A promise to remove the tax and replace it with the international standard once one is reached is not enough to mitigate the effect of imposing their own tax. They have already forced a negotiation timeline that might have otherwise allowed for more discussion and debate.
If a “consensus solution” is reached that is less burdensome than their current rules, they can just keep them anyway should they choose. Despite this, the OECD pretends that France is just one member no different than any other, negotiating on equal footing and in good faith.
The fundamental issue is that the OECD’s enforcement mechanisms only really work in one direction. There is no peer review process for determining whether a participant nation is making more onerous demands on its neighbours than those it agreed to within the OECD process. There’s no blacklist of rogue blacklisters.

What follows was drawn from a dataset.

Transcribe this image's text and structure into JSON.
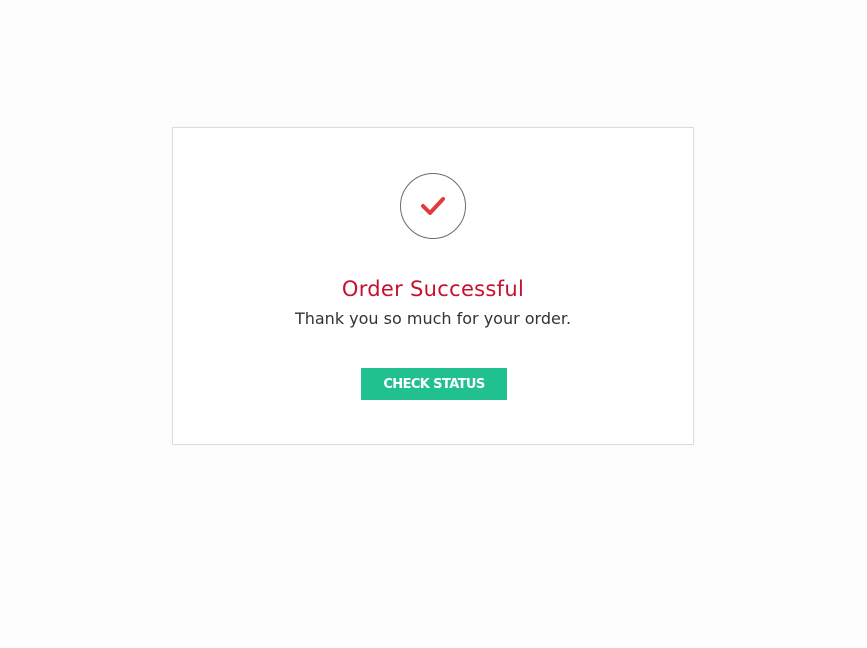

The perception of consensus is thus one big illusion. Low-tax jurisdictions can feel like they have some say in the OECD process, but each high-tax nation gets to decide for itself whether to respect the agreed upon standard or demand more. Just how inclusive can such a process ever be? Unless the OECD polices nations that impose burdens on top of the agreed upon standards, it will never truly be a consensus-based organization. But so long as it can maintain the fiction of inclusion, it will at least remain a powerful tool for high-tax nations in their war on tax competition.